* [Task prompt]: Among the entries that follow, find the lines containing the string "checked" and copy them.

Saved entries:
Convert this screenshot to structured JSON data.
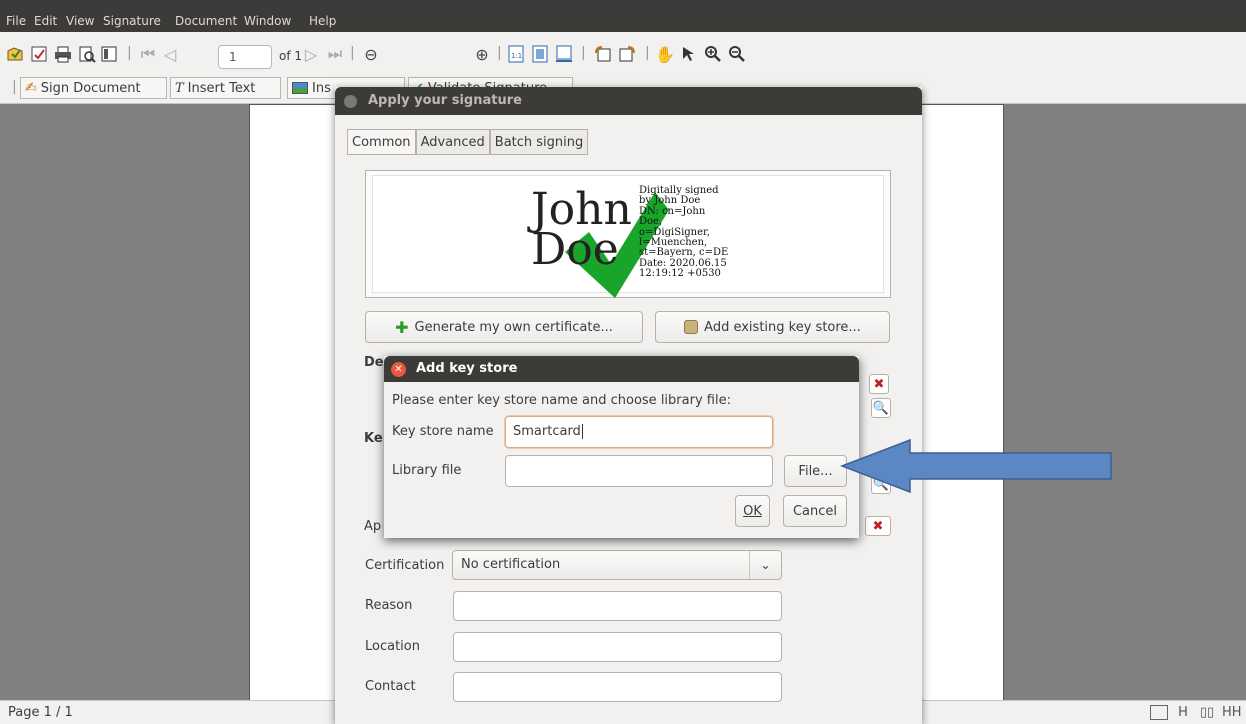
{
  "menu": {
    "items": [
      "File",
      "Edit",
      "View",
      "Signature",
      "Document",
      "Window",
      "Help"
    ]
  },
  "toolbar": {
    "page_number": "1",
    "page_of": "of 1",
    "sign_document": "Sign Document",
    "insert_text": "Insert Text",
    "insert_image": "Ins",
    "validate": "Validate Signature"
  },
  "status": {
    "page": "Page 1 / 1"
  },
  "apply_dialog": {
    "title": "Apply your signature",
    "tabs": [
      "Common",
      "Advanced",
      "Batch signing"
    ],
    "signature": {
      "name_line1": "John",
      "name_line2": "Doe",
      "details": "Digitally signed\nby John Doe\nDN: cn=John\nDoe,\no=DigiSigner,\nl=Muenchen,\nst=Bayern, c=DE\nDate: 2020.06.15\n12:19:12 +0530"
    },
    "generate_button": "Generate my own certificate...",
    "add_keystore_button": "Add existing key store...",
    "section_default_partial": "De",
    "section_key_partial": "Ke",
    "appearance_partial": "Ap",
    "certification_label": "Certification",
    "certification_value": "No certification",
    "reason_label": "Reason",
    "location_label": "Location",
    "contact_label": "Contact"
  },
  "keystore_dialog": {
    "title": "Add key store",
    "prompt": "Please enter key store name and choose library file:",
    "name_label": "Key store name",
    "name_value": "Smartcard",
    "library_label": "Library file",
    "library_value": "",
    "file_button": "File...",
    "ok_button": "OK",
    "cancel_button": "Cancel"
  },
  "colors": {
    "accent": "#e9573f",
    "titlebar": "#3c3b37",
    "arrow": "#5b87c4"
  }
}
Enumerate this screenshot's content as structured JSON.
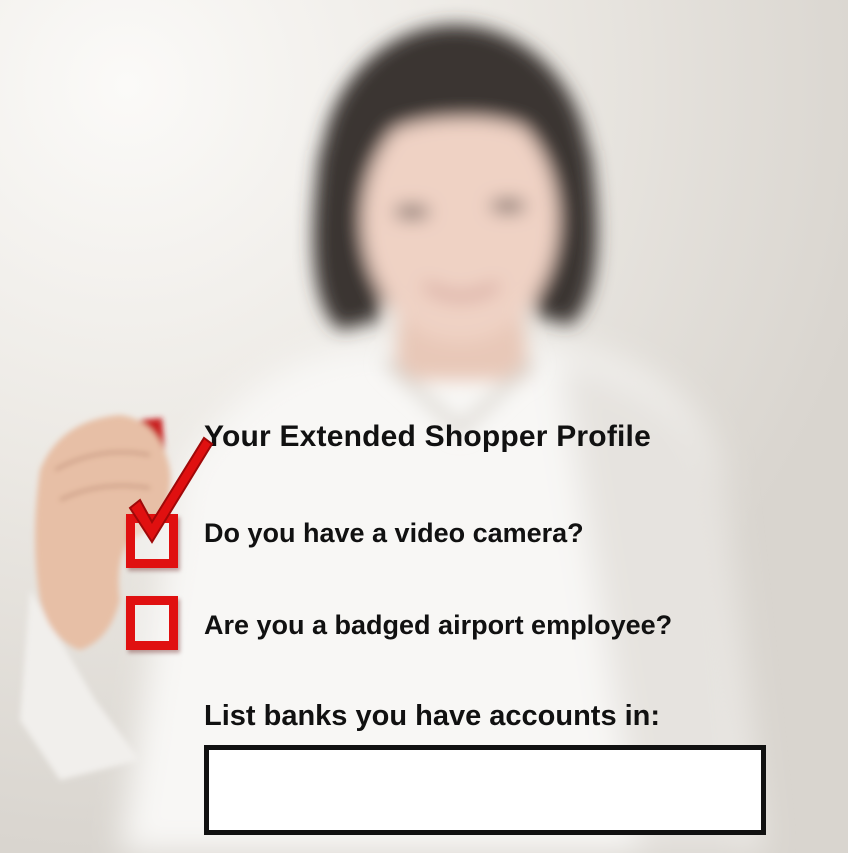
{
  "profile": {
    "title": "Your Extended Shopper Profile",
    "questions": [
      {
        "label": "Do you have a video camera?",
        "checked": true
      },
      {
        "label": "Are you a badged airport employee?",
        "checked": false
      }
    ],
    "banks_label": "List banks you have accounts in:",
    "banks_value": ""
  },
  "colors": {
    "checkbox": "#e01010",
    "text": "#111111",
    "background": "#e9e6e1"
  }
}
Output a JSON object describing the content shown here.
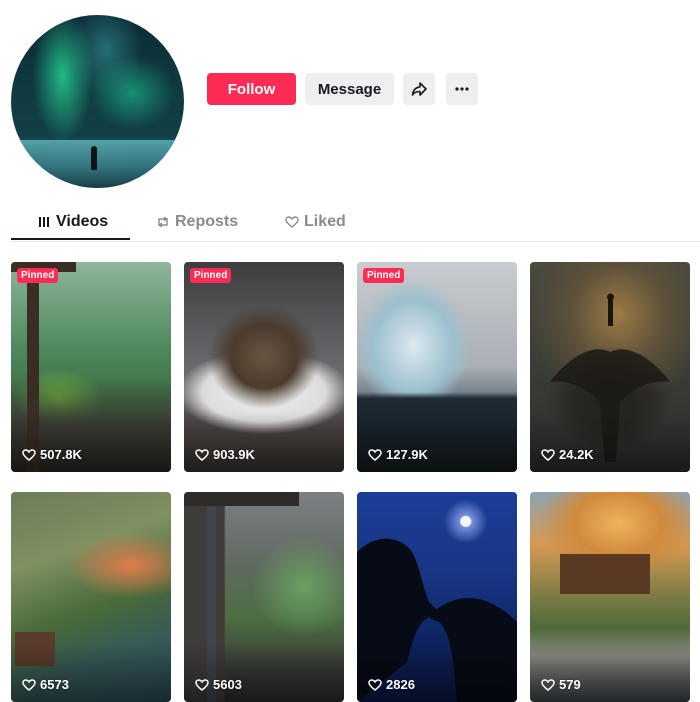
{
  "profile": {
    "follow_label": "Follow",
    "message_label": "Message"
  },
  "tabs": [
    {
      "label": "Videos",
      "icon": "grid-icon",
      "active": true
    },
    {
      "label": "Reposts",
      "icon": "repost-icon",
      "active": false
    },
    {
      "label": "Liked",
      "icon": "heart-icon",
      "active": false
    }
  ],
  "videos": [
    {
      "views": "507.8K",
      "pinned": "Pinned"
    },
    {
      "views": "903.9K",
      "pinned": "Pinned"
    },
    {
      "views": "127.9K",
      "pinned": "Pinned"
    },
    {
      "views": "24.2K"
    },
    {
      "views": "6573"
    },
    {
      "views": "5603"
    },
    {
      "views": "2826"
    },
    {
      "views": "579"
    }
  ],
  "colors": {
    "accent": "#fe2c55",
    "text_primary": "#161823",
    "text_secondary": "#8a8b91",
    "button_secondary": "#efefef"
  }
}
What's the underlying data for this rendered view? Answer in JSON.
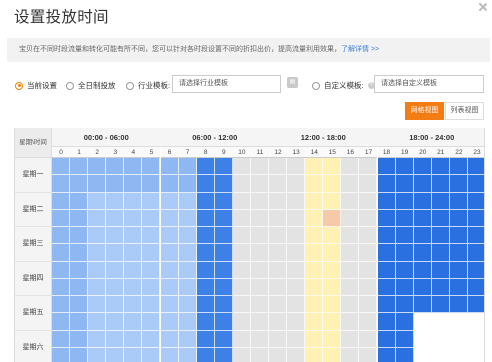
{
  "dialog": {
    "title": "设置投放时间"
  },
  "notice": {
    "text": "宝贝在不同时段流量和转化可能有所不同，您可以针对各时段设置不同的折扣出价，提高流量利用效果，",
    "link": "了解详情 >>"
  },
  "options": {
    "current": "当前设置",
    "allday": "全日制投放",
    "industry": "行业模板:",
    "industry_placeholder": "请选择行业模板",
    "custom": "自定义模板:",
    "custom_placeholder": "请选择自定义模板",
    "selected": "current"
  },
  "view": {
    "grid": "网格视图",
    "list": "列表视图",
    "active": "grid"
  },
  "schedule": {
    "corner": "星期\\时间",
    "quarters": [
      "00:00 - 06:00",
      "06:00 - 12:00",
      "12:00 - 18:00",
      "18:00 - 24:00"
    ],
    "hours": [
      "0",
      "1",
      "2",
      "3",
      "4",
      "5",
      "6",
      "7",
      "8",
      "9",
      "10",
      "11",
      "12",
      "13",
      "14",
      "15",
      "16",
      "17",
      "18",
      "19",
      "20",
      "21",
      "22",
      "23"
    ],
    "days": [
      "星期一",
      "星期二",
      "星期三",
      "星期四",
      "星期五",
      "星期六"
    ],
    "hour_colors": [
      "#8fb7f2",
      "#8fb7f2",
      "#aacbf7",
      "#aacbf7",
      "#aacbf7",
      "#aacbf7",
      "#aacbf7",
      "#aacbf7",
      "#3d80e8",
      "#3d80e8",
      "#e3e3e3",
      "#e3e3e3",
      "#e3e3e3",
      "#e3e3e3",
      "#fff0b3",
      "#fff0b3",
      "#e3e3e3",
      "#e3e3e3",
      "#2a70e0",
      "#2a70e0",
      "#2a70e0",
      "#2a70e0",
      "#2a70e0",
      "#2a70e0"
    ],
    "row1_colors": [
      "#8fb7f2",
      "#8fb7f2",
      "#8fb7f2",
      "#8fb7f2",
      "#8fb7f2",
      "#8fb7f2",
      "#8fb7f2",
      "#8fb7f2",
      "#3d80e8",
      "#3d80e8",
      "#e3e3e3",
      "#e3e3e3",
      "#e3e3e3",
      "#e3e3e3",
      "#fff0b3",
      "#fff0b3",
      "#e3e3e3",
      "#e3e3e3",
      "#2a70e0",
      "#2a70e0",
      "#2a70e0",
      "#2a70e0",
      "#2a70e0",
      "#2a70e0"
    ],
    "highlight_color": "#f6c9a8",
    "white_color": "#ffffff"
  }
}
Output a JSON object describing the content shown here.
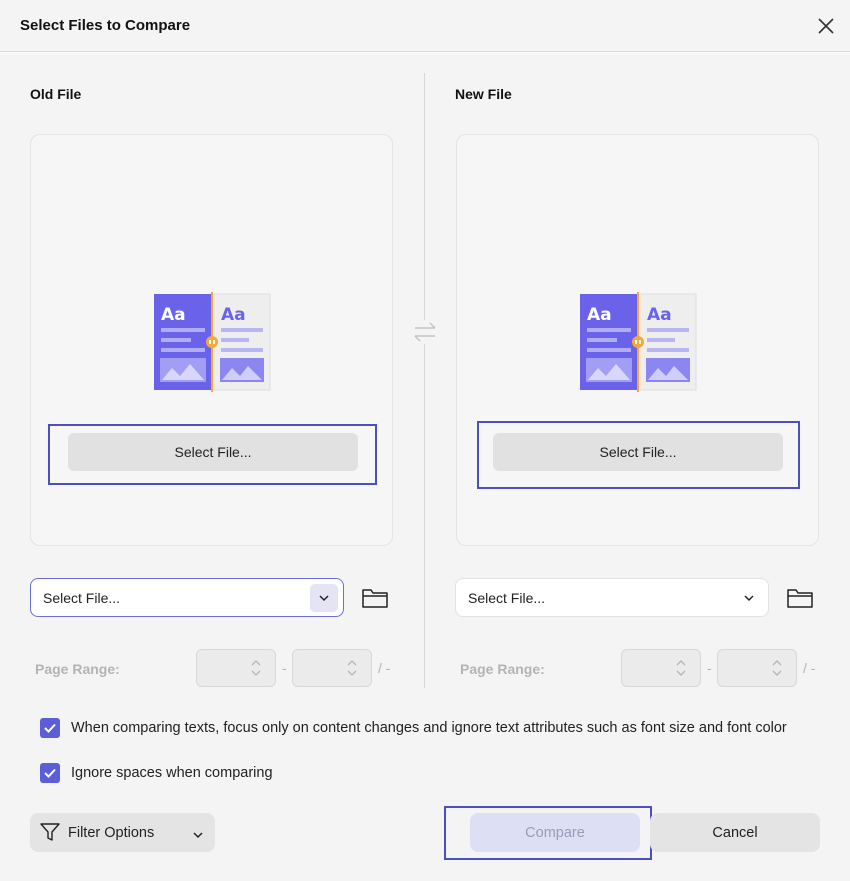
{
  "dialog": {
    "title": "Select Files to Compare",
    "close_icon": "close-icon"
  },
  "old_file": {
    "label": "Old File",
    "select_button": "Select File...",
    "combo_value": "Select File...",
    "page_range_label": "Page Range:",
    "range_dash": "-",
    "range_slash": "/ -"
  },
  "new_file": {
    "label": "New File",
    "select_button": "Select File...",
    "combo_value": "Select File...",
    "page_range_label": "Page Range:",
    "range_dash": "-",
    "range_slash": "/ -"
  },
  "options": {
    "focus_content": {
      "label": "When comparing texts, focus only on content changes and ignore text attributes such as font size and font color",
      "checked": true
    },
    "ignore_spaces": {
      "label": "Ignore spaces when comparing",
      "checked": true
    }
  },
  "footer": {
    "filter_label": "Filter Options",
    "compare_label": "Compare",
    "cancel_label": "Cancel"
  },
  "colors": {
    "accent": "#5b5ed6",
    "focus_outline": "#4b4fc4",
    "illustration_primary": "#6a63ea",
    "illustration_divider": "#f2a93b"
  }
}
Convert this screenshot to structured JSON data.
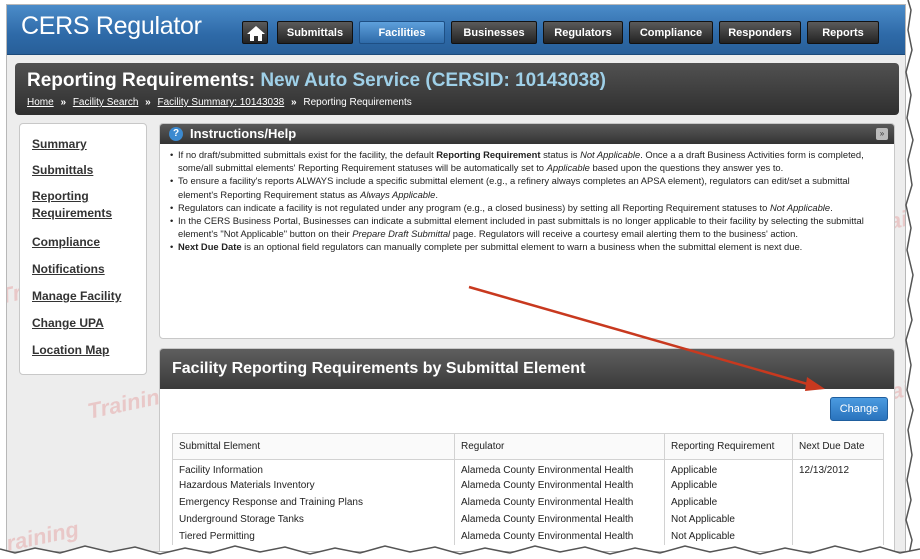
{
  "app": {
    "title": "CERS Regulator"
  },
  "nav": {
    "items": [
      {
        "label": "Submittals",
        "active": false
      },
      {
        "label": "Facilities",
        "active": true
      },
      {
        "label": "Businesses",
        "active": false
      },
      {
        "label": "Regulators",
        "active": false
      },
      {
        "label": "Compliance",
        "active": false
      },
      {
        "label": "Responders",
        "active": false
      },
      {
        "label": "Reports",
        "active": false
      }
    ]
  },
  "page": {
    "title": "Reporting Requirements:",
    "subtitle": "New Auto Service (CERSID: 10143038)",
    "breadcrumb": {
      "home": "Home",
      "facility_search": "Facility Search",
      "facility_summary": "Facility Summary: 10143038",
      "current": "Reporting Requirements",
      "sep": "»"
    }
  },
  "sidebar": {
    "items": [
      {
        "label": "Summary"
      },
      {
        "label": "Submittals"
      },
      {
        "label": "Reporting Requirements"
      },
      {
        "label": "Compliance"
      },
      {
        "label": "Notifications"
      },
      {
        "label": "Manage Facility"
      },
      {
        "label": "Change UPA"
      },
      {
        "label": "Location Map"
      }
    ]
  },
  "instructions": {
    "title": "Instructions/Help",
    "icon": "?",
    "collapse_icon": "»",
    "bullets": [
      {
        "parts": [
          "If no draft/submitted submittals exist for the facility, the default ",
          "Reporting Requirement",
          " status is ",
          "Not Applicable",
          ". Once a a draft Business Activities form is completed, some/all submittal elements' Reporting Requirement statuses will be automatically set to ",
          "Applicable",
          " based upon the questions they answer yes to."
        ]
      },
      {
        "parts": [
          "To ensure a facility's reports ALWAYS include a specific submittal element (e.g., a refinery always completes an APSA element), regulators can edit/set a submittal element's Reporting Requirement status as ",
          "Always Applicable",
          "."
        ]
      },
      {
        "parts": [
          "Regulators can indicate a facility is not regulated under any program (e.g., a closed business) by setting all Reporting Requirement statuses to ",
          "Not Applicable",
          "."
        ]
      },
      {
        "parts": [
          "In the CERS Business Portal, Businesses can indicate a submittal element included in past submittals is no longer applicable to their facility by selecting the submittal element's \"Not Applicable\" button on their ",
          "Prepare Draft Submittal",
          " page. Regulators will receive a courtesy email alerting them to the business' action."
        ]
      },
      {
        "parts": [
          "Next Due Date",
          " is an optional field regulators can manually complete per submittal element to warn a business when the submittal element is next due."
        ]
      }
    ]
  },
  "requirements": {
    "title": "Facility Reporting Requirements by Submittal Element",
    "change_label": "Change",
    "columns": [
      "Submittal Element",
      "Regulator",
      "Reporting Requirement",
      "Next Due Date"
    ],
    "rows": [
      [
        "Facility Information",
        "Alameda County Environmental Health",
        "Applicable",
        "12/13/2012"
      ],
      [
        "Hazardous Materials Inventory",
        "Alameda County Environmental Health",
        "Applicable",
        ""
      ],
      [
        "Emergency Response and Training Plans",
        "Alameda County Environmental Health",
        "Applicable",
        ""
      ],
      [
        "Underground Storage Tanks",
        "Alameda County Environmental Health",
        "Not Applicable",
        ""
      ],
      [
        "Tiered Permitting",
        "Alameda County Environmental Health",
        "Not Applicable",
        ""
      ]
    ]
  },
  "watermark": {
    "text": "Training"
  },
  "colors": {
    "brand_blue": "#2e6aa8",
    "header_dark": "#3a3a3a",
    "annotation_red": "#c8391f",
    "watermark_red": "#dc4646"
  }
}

* [Solved problem]:
        "checked": true
        "checked": false
      "checked": true
      "checked": true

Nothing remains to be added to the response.